Exercise goal: Within the material below, filter for lines that hold the word "this".

Material provided:
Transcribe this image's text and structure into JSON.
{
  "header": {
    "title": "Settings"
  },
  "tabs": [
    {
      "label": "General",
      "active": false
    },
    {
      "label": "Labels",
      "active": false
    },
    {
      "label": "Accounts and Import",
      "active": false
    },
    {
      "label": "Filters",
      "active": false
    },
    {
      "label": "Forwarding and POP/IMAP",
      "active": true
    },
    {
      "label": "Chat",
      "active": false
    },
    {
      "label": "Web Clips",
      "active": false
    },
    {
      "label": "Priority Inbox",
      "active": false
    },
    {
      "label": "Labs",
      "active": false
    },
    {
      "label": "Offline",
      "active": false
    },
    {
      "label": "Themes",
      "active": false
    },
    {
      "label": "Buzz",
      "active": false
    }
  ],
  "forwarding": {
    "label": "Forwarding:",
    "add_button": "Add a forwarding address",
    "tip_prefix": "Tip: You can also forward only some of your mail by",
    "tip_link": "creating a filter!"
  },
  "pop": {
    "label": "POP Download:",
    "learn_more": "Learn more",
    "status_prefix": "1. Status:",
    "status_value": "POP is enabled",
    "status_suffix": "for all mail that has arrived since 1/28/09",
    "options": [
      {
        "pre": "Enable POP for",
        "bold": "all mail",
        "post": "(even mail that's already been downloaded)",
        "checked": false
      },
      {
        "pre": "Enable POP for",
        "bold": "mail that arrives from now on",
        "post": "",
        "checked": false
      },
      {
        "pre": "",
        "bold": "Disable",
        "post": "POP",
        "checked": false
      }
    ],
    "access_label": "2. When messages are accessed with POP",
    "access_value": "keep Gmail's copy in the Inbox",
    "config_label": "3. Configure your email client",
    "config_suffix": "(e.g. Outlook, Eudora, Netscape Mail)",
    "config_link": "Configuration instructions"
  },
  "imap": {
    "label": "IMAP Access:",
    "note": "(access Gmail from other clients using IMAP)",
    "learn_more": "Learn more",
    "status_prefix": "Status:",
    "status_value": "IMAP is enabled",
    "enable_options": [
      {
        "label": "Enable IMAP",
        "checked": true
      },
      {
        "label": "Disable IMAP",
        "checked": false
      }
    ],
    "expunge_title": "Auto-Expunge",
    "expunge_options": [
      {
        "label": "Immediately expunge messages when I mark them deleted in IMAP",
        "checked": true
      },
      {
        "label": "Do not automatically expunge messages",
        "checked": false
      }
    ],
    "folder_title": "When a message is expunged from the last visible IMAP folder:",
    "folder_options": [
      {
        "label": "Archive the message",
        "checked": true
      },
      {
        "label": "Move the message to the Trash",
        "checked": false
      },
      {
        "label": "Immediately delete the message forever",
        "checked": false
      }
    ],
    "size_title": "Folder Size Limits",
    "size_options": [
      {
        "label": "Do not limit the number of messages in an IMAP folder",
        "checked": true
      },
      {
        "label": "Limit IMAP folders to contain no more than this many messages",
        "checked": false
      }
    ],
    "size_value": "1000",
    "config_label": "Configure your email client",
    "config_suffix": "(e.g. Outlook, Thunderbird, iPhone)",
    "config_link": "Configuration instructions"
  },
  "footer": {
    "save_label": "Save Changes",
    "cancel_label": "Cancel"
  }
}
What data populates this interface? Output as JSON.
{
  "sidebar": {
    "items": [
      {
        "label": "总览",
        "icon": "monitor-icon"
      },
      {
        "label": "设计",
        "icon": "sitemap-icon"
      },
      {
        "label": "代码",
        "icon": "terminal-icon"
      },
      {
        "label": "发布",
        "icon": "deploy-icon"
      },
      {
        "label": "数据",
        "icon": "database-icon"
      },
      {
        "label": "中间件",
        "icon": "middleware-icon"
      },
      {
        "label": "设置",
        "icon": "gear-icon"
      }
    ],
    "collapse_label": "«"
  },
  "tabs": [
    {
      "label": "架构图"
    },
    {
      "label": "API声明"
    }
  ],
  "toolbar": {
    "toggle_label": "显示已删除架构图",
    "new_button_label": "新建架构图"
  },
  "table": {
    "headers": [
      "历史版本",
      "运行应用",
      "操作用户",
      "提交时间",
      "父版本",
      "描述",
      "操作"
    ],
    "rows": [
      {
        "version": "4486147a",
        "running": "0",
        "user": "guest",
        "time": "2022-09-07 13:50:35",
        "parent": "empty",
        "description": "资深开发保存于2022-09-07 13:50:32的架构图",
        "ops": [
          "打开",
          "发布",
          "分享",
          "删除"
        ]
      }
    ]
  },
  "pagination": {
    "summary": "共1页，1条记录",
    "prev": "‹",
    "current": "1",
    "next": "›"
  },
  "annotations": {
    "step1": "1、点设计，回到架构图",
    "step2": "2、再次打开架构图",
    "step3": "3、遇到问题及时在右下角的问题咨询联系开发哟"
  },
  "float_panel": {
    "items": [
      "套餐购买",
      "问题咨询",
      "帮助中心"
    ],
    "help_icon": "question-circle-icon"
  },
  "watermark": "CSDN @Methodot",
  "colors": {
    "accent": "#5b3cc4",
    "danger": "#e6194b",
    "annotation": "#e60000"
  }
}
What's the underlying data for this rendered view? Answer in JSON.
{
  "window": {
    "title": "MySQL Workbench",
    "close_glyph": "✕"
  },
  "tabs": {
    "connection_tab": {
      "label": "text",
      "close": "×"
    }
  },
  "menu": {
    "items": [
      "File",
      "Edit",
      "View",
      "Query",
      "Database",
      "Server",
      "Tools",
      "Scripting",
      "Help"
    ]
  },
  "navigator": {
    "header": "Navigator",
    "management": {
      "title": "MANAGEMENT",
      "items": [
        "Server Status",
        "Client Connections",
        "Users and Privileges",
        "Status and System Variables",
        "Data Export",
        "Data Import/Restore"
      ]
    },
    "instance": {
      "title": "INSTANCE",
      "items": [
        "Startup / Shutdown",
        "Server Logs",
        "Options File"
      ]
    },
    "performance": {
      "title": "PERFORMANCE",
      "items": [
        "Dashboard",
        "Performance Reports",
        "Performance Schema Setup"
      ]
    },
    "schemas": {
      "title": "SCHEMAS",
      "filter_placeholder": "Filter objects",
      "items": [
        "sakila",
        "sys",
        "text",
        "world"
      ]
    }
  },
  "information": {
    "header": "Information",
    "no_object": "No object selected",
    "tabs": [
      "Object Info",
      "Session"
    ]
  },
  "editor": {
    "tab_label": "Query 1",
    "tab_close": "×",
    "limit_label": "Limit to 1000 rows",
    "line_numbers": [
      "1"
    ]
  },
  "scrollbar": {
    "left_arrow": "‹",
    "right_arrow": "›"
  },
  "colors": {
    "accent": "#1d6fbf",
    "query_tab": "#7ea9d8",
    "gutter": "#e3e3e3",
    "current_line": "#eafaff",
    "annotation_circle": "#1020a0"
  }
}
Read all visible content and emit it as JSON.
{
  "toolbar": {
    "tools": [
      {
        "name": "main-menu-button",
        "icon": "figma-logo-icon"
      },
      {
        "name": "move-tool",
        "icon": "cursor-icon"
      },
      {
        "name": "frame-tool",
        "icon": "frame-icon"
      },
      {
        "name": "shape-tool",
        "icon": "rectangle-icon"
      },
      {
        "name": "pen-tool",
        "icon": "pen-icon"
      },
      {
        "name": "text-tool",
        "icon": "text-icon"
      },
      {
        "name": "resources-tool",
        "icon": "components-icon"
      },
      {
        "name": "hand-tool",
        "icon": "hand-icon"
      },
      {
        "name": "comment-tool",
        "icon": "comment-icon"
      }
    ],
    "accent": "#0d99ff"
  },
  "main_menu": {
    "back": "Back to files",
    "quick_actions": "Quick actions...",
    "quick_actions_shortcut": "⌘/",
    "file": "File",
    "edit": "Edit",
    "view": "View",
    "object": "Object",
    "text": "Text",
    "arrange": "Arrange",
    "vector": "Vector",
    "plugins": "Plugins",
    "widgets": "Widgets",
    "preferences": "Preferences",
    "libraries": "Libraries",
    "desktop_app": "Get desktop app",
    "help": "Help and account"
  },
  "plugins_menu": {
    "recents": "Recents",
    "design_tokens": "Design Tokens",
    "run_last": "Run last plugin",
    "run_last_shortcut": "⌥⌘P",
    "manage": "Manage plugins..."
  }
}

Written reply:
Transcribe this image's text and structure into JSON.
        "label": "Limit IMAP folders to contain no more than this many messages",
What data populates this interface? Output as JSON.
What's the underlying data for this rendered view? Answer in JSON.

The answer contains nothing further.